● **YOUR GOAL**: Search term "AVERAGE": copy each line of the data containing it.

● **DATA UNDER STUDY**:
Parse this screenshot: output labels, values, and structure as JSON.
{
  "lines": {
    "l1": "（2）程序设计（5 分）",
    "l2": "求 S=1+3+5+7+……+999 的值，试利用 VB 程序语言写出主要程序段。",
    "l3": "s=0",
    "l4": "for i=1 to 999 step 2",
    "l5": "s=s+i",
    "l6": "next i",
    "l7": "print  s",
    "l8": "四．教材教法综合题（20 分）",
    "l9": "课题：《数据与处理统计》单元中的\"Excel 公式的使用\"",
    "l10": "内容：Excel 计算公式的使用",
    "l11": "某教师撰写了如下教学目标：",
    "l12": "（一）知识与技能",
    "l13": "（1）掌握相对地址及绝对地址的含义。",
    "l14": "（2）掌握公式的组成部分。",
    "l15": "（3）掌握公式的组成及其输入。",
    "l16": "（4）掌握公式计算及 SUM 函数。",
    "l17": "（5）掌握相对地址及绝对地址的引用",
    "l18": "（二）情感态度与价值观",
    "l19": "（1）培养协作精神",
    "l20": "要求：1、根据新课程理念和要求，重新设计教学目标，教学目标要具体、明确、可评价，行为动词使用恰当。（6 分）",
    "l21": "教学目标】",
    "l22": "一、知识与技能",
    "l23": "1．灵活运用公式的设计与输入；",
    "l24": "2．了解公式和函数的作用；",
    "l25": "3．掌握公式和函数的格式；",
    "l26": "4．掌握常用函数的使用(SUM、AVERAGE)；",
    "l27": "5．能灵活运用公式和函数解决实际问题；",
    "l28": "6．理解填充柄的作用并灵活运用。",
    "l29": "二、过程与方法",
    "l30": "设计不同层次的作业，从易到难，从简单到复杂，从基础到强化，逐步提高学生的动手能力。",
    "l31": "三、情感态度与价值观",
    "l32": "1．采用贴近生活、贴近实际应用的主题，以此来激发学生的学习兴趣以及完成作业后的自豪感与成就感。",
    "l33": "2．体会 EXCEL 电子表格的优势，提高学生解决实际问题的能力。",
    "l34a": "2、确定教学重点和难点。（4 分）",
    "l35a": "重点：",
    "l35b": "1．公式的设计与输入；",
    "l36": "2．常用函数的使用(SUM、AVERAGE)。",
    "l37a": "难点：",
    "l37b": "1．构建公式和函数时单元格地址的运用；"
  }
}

● **ANSWER TO THE PROBLEM**:
    "l26": "4．掌握常用函数的使用(SUM、AVERAGE)；",
    "l36": "2．常用函数的使用(SUM、AVERAGE)。",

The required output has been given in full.